## Task to complete
Extract each line from the entries below that has the string "format" in it.

## The data
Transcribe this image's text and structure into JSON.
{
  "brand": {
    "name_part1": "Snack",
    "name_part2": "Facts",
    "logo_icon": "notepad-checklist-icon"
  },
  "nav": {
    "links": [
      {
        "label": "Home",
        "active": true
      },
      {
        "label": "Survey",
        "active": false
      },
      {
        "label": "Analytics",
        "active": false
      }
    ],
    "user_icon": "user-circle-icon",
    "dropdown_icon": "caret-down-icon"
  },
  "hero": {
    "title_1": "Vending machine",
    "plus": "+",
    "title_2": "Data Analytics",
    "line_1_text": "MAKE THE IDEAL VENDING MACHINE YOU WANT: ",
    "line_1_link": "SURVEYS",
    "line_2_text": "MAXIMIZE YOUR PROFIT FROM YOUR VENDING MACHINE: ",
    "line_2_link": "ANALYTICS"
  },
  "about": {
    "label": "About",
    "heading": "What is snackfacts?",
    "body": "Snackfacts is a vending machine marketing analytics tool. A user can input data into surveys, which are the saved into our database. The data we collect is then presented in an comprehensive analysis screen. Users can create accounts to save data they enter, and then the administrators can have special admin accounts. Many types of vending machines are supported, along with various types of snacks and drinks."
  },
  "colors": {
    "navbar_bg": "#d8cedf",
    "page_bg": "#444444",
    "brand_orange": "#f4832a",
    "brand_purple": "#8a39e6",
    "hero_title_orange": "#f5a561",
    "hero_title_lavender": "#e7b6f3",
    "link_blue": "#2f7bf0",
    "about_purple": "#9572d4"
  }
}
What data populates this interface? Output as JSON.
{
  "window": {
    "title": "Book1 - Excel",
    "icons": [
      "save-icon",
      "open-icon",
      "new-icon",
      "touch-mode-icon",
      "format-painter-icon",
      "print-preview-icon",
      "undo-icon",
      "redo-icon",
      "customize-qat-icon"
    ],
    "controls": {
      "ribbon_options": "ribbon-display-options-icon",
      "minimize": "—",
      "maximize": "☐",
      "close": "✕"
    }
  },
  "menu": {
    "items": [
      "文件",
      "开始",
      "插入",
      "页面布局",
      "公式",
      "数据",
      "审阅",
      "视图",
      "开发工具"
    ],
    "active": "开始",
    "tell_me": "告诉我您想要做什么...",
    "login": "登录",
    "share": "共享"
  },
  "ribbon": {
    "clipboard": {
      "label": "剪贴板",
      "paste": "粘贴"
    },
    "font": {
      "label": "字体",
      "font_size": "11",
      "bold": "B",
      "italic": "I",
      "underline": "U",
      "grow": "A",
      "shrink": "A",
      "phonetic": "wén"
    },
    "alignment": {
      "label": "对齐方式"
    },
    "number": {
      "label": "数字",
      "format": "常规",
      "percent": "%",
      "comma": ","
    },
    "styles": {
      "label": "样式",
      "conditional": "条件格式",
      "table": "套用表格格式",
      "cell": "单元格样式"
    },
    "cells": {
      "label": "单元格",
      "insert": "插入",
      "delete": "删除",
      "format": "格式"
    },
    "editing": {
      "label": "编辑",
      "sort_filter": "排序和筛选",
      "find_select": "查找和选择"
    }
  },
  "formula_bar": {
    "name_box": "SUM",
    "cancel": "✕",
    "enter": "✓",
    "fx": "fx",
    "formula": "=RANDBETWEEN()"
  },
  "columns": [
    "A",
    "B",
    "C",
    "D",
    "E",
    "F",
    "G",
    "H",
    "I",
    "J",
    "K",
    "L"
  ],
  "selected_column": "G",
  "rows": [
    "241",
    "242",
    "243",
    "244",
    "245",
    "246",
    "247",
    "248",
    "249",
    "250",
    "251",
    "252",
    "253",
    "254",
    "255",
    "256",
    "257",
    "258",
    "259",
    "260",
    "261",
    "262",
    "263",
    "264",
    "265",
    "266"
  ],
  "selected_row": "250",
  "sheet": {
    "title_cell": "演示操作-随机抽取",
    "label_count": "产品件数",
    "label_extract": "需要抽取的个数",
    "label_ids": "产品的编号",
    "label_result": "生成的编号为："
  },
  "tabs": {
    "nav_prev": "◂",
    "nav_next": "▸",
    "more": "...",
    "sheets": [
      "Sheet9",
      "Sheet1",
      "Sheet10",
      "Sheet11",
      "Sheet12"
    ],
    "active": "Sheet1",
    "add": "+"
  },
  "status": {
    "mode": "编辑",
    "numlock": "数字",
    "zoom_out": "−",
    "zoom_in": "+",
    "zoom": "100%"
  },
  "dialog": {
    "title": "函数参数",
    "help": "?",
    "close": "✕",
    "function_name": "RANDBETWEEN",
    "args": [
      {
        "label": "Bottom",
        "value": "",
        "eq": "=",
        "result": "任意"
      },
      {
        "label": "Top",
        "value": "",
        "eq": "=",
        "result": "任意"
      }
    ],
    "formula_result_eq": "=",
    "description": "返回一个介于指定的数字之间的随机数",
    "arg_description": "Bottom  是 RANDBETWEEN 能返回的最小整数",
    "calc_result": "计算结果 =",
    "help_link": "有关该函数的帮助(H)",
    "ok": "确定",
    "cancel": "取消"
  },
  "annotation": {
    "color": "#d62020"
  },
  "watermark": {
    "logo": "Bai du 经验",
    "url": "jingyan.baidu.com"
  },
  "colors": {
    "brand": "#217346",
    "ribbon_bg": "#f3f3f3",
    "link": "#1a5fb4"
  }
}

## Exercise solution
      "format-painter-icon",
      "format": "常规",
      "format": "格式"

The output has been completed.